Evaluation of the Texture of Konnyaku Jelly
Konnyaku jelly is a popular dessert in Japan. Made from the taro plant, Konnyaku is low in calories and high in vegetable fiber. However, cases have been reported of it sticking in the throat and causing choking.
Five commercially available brands of konnyaku jelly were subjected to compression testing to quantitatively determine their texture. The typical characteristic values used to express food texture were measured: hardness, cohesiveness, and springiness.
Compression loads were applied two times. The results show the hardness, cohesiveness, and springiness values that were calculated from the test force – time data.

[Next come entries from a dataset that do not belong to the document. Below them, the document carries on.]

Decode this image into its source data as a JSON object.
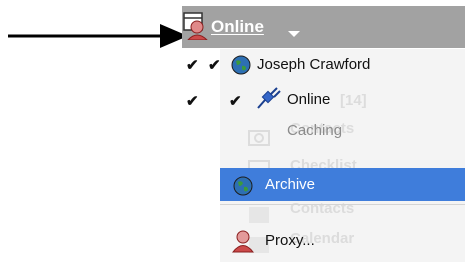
{
  "header": {
    "title": "Online"
  },
  "menu": {
    "items": [
      {
        "label": "Joseph Crawford",
        "checked": true,
        "icon": "globe-icon"
      },
      {
        "label": "Online",
        "checked": true,
        "icon": "plug-icon"
      },
      {
        "label": "Caching"
      },
      {
        "label": "Archive",
        "icon": "globe-icon",
        "selected": true
      },
      {
        "label": "Proxy...",
        "icon": "user-icon"
      }
    ]
  },
  "background_ghost": {
    "items": [
      "[14]",
      "Contacts",
      "Checklist",
      "Contacts",
      "Calendar"
    ]
  },
  "colors": {
    "header_bg": "#a2a2a2",
    "selected_bg": "#3f7ddb",
    "menu_bg": "#f4f4f4"
  }
}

The results indicate that, of the five samples, sample B is the hardest. This suggests that a high force is required to squash it in the mouth. Conversely, sample D has the lowest hardness and springiness, meaning that it is soft and easy to break down. Naturally, multiple elements are involved with food texture. These results do not provide a simple comparison, but viewing these samples overall indicates that a significant force is required to squash the jelly in the mouth without biting it.

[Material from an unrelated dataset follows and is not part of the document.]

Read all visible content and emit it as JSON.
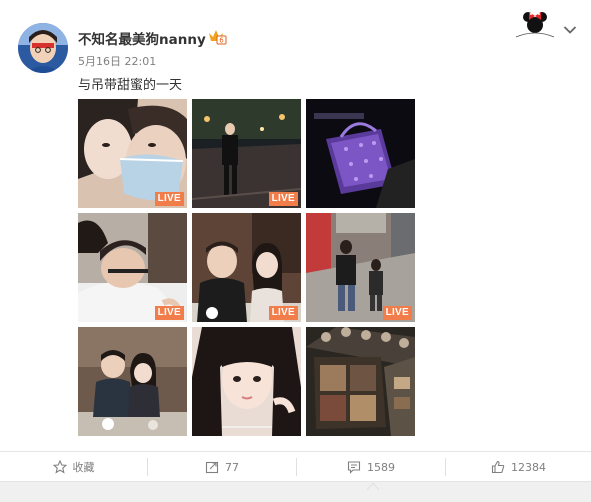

This destructive testing machine is used for the tensile, compressive, and bending testing of specimens. It conducts quantitative strength measurements on specimens by measuring the applied test force and the stroke to determine the specimen deformation. A wide range of jigs is available for the strength testing of packaging materials and for the numerical evaluation of food-texture characteristics such as consistency, texture, and mouth feel.